(Work request) When you respond, write out each entry exactly as it stands.

━━ Dataset content ━━

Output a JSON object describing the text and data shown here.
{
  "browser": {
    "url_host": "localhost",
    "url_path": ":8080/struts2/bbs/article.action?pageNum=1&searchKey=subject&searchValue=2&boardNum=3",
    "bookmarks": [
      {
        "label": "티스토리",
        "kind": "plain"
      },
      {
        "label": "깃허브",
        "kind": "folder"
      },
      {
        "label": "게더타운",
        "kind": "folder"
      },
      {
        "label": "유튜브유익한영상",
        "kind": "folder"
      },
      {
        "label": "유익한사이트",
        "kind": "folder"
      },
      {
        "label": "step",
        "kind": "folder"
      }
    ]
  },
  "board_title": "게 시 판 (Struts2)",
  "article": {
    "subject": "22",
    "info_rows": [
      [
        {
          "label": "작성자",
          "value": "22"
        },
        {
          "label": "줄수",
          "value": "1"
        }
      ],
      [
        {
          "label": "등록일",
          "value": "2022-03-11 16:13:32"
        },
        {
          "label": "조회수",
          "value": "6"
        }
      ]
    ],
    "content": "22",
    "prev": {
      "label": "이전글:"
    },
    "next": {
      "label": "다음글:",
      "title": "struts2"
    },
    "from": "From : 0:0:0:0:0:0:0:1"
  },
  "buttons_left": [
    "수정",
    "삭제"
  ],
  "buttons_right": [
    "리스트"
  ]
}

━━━

(Problem solution)
Output a JSON object describing the text and data shown here.
{
  "browser": {
    "url_host": "localhost",
    "url_path": ":8080/struts2/bbs/article.action?pageNum=1&searchKey=subject&searchValue=2&boardNum=3",
    "bookmarks": [
      {
        "label": "티스토리",
        "kind": "plain"
      },
      {
        "label": "깃허브",
        "kind": "folder"
      },
      {
        "label": "게더타운",
        "kind": "folder"
      },
      {
        "label": "유튜브유익한영상",
        "kind": "folder"
      },
      {
        "label": "유익한사이트",
        "kind": "folder"
      },
      {
        "label": "step",
        "kind": "folder"
      }
    ]
  },
  "board_title": "게 시 판 (Struts2)",
  "article": {
    "subject": "22",
    "info_rows": [
      [
        {
          "label": "작성자",
          "value": "22"
        },
        {
          "label": "줄수",
          "value": "1"
        }
      ],
      [
        {
          "label": "등록일",
          "value": "2022-03-11 16:13:32"
        },
        {
          "label": "조회수",
          "value": "6"
        }
      ]
    ],
    "content": "22",
    "prev": {
      "label": "이전글:"
    },
    "next": {
      "label": "다음글:",
      "title": "struts2"
    },
    "from": "From : 0:0:0:0:0:0:0:1"
  },
  "buttons_left": [
    "수정",
    "삭제"
  ],
  "buttons_right": [
    "리스트"
  ]
}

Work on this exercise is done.